Starting with no more then a processor and a few microfilm cameras he went on to build up sales with many of the central Illinois banks.

While providing quick film processing and document conversion he added equipment, lamps and other accessories to the product line.

Kodak,Fuji Film, Eyecom fiche readers, Canon filmers and reader/printers and bulb man lamps were some of the products offered to clients for many years.

 In 1981 Roberts son, Craig  joined Com Microfilm Company and started the only Computer Output Microfilm services in central Illinois.  Using Kodak dry silver laser based systems the turn around was very fast with the highest level of image quality available. 

Automating processes, reading bar-codes from images, data conversions from mainframes to PC's were some of the services provided.

Craig wrote the first feature article writer for Imaging Magazine. His article taught people his to build imaging systems from scratch, piece by piece. He went on to be featured in many articles as well in other magazines over the next ten years.

CMCImport process and BarMaid tracking systems were created and are still in place today for tracking and managing images and physical paper. 

Today Com Microfilm still leads the industry with imaging system designs that have lasted for decades.  Com Microfilm has since added the CMC Imaging division, designed solely to the science of image conversion. 

Many of the hundreds of Com Microfilm Company clients systems are still in use today. Merging library science with sound data management produces a long lasting user friendly system. 


Many place you encounter document images in central Illinois, be it a clinic, doctor, hospital, or State agency are likely images Com Microfilm created, in systems we built or processes we were involved in. 

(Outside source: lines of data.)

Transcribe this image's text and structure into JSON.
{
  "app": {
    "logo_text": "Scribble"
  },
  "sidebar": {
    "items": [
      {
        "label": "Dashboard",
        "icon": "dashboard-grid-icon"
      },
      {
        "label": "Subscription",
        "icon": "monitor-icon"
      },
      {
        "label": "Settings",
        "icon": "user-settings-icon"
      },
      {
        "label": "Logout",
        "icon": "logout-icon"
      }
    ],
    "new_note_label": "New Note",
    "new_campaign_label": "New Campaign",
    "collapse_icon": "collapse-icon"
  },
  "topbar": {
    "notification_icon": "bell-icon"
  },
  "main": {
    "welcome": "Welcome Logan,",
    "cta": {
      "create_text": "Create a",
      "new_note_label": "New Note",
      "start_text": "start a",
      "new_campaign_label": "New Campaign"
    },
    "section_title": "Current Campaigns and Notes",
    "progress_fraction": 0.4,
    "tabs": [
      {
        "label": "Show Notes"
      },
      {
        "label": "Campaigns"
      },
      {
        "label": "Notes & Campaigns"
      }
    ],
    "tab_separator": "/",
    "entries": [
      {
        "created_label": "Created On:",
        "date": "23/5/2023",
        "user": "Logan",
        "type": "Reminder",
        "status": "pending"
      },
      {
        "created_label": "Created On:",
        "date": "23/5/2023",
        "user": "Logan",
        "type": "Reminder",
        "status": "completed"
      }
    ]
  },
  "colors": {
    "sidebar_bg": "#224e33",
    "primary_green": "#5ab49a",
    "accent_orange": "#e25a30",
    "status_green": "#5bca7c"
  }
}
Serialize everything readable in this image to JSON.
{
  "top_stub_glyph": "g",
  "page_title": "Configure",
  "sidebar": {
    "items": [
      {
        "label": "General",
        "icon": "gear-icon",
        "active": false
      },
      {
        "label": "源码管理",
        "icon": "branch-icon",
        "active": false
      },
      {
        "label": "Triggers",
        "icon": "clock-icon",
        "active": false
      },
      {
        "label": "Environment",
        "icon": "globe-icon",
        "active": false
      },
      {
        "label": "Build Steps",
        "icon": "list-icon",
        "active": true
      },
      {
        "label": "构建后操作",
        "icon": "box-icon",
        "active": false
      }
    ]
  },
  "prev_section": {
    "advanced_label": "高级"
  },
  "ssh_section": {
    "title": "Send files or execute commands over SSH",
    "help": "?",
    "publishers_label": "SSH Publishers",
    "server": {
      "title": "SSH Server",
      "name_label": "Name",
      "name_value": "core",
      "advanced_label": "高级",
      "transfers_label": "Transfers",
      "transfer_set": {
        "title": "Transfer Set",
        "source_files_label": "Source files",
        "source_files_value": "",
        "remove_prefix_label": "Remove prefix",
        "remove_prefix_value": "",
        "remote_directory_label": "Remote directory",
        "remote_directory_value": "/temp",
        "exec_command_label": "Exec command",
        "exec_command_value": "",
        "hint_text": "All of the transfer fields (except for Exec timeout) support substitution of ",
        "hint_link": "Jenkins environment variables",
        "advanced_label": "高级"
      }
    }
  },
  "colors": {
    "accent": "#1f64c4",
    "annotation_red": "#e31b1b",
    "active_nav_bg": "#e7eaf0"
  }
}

It is our firm belief, by applying library sciences to the data structures of today's Integrated Systems, document imaging is a tool that will last for generations.